### [Work order]
Reproduce each entry below exactly, without omitting any.

App and web page records

*** Begin section ***

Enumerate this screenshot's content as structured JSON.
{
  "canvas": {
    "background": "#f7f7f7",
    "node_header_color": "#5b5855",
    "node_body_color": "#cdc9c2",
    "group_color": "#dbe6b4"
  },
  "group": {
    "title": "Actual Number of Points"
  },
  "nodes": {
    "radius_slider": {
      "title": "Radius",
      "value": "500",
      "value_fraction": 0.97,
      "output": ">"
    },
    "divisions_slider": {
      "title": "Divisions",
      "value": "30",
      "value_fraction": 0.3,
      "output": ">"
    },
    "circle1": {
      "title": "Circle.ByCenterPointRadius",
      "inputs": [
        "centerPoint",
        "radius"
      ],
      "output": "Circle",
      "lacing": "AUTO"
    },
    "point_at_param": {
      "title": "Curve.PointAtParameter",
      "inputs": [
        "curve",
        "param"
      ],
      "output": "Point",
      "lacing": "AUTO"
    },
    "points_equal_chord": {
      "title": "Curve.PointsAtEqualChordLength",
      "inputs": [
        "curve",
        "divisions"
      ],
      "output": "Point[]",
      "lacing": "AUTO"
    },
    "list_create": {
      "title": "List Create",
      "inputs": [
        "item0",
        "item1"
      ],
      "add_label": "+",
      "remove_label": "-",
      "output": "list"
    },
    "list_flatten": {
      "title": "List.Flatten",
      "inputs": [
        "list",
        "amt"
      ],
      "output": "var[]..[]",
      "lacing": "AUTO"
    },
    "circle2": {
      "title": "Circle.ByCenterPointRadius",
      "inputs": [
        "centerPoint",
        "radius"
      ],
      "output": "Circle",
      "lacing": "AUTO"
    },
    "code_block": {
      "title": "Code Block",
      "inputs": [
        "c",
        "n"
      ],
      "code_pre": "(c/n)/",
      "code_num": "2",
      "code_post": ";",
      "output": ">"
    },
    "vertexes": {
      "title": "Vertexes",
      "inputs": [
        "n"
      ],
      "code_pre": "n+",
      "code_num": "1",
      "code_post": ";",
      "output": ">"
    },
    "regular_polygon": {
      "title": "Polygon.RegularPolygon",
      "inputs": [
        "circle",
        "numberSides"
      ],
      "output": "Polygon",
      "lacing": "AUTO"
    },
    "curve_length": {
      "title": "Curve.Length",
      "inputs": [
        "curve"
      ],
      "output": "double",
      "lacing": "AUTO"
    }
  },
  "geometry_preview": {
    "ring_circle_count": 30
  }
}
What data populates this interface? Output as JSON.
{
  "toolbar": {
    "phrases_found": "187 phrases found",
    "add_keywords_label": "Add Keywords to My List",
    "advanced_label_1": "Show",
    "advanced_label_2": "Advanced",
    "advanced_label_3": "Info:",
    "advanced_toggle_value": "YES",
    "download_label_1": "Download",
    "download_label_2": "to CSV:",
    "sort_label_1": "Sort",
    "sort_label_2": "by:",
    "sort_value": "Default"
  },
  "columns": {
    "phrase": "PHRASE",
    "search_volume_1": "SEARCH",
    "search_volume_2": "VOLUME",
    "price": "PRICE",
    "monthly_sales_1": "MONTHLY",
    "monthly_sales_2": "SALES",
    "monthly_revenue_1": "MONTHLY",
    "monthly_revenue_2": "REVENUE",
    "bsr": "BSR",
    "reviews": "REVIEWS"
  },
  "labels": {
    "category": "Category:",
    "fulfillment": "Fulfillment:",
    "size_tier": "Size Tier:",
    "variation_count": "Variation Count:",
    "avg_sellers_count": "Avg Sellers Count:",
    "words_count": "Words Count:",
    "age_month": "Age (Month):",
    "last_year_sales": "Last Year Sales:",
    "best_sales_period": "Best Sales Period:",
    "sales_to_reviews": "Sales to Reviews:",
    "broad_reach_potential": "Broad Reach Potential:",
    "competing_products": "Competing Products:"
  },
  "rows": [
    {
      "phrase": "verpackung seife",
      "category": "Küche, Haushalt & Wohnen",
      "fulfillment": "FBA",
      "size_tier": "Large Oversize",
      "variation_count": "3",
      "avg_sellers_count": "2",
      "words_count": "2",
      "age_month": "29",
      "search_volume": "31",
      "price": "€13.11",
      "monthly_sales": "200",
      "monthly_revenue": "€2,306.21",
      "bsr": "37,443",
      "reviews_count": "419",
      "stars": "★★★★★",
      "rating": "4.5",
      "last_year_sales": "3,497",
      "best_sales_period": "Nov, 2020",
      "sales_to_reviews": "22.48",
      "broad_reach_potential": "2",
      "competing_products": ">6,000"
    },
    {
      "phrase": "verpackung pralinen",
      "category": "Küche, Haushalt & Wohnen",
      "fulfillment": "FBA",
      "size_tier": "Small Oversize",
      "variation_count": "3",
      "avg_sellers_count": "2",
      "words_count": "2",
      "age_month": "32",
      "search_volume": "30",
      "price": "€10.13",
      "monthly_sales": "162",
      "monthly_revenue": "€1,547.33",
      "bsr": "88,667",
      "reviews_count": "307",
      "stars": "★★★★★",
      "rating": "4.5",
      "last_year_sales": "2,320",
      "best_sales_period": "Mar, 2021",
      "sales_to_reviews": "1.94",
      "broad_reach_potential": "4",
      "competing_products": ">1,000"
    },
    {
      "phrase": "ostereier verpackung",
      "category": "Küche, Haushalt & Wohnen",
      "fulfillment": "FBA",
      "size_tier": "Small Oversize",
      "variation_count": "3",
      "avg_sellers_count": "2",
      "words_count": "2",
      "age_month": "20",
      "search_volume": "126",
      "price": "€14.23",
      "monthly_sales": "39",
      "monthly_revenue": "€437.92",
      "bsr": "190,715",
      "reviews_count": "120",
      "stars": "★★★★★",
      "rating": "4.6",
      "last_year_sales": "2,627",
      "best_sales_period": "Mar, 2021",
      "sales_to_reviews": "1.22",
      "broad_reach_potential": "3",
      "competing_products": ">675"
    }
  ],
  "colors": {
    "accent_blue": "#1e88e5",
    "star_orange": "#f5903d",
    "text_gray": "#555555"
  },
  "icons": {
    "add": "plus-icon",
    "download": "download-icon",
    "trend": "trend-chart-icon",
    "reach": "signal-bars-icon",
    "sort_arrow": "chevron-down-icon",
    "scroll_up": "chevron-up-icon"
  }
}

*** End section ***

### [Exercise response]
Enumerate this screenshot's content as structured JSON.
{
  "canvas": {
    "background": "#f7f7f7",
    "node_header_color": "#5b5855",
    "node_body_color": "#cdc9c2",
    "group_color": "#dbe6b4"
  },
  "group": {
    "title": "Actual Number of Points"
  },
  "nodes": {
    "radius_slider": {
      "title": "Radius",
      "value": "500",
      "value_fraction": 0.97,
      "output": ">"
    },
    "divisions_slider": {
      "title": "Divisions",
      "value": "30",
      "value_fraction": 0.3,
      "output": ">"
    },
    "circle1": {
      "title": "Circle.ByCenterPointRadius",
      "inputs": [
        "centerPoint",
        "radius"
      ],
      "output": "Circle",
      "lacing": "AUTO"
    },
    "point_at_param": {
      "title": "Curve.PointAtParameter",
      "inputs": [
        "curve",
        "param"
      ],
      "output": "Point",
      "lacing": "AUTO"
    },
    "points_equal_chord": {
      "title": "Curve.PointsAtEqualChordLength",
      "inputs": [
        "curve",
        "divisions"
      ],
      "output": "Point[]",
      "lacing": "AUTO"
    },
    "list_create": {
      "title": "List Create",
      "inputs": [
        "item0",
        "item1"
      ],
      "add_label": "+",
      "remove_label": "-",
      "output": "list"
    },
    "list_flatten": {
      "title": "List.Flatten",
      "inputs": [
        "list",
        "amt"
      ],
      "output": "var[]..[]",
      "lacing": "AUTO"
    },
    "circle2": {
      "title": "Circle.ByCenterPointRadius",
      "inputs": [
        "centerPoint",
        "radius"
      ],
      "output": "Circle",
      "lacing": "AUTO"
    },
    "code_block": {
      "title": "Code Block",
      "inputs": [
        "c",
        "n"
      ],
      "code_pre": "(c/n)/",
      "code_num": "2",
      "code_post": ";",
      "output": ">"
    },
    "vertexes": {
      "title": "Vertexes",
      "inputs": [
        "n"
      ],
      "code_pre": "n+",
      "code_num": "1",
      "code_post": ";",
      "output": ">"
    },
    "regular_polygon": {
      "title": "Polygon.RegularPolygon",
      "inputs": [
        "circle",
        "numberSides"
      ],
      "output": "Polygon",
      "lacing": "AUTO"
    },
    "curve_length": {
      "title": "Curve.Length",
      "inputs": [
        "curve"
      ],
      "output": "double",
      "lacing": "AUTO"
    }
  },
  "geometry_preview": {
    "ring_circle_count": 30
  }
}
What data populates this interface? Output as JSON.
{
  "toolbar": {
    "phrases_found": "187 phrases found",
    "add_keywords_label": "Add Keywords to My List",
    "advanced_label_1": "Show",
    "advanced_label_2": "Advanced",
    "advanced_label_3": "Info:",
    "advanced_toggle_value": "YES",
    "download_label_1": "Download",
    "download_label_2": "to CSV:",
    "sort_label_1": "Sort",
    "sort_label_2": "by:",
    "sort_value": "Default"
  },
  "columns": {
    "phrase": "PHRASE",
    "search_volume_1": "SEARCH",
    "search_volume_2": "VOLUME",
    "price": "PRICE",
    "monthly_sales_1": "MONTHLY",
    "monthly_sales_2": "SALES",
    "monthly_revenue_1": "MONTHLY",
    "monthly_revenue_2": "REVENUE",
    "bsr": "BSR",
    "reviews": "REVIEWS"
  },
  "labels": {
    "category": "Category:",
    "fulfillment": "Fulfillment:",
    "size_tier": "Size Tier:",
    "variation_count": "Variation Count:",
    "avg_sellers_count": "Avg Sellers Count:",
    "words_count": "Words Count:",
    "age_month": "Age (Month):",
    "last_year_sales": "Last Year Sales:",
    "best_sales_period": "Best Sales Period:",
    "sales_to_reviews": "Sales to Reviews:",
    "broad_reach_potential": "Broad Reach Potential:",
    "competing_products": "Competing Products:"
  },
  "rows": [
    {
      "phrase": "verpackung seife",
      "category": "Küche, Haushalt & Wohnen",
      "fulfillment": "FBA",
      "size_tier": "Large Oversize",
      "variation_count": "3",
      "avg_sellers_count": "2",
      "words_count": "2",
      "age_month": "29",
      "search_volume": "31",
      "price": "€13.11",
      "monthly_sales": "200",
      "monthly_revenue": "€2,306.21",
      "bsr": "37,443",
      "reviews_count": "419",
      "stars": "★★★★★",
      "rating": "4.5",
      "last_year_sales": "3,497",
      "best_sales_period": "Nov, 2020",
      "sales_to_reviews": "22.48",
      "broad_reach_potential": "2",
      "competing_products": ">6,000"
    },
    {
      "phrase": "verpackung pralinen",
      "category": "Küche, Haushalt & Wohnen",
      "fulfillment": "FBA",
      "size_tier": "Small Oversize",
      "variation_count": "3",
      "avg_sellers_count": "2",
      "words_count": "2",
      "age_month": "32",
      "search_volume": "30",
      "price": "€10.13",
      "monthly_sales": "162",
      "monthly_revenue": "€1,547.33",
      "bsr": "88,667",
      "reviews_count": "307",
      "stars": "★★★★★",
      "rating": "4.5",
      "last_year_sales": "2,320",
      "best_sales_period": "Mar, 2021",
      "sales_to_reviews": "1.94",
      "broad_reach_potential": "4",
      "competing_products": ">1,000"
    },
    {
      "phrase": "ostereier verpackung",
      "category": "Küche, Haushalt & Wohnen",
      "fulfillment": "FBA",
      "size_tier": "Small Oversize",
      "variation_count": "3",
      "avg_sellers_count": "2",
      "words_count": "2",
      "age_month": "20",
      "search_volume": "126",
      "price": "€14.23",
      "monthly_sales": "39",
      "monthly_revenue": "€437.92",
      "bsr": "190,715",
      "reviews_count": "120",
      "stars": "★★★★★",
      "rating": "4.6",
      "last_year_sales": "2,627",
      "best_sales_period": "Mar, 2021",
      "sales_to_reviews": "1.22",
      "broad_reach_potential": "3",
      "competing_products": ">675"
    }
  ],
  "colors": {
    "accent_blue": "#1e88e5",
    "star_orange": "#f5903d",
    "text_gray": "#555555"
  },
  "icons": {
    "add": "plus-icon",
    "download": "download-icon",
    "trend": "trend-chart-icon",
    "reach": "signal-bars-icon",
    "sort_arrow": "chevron-down-icon",
    "scroll_up": "chevron-up-icon"
  }
}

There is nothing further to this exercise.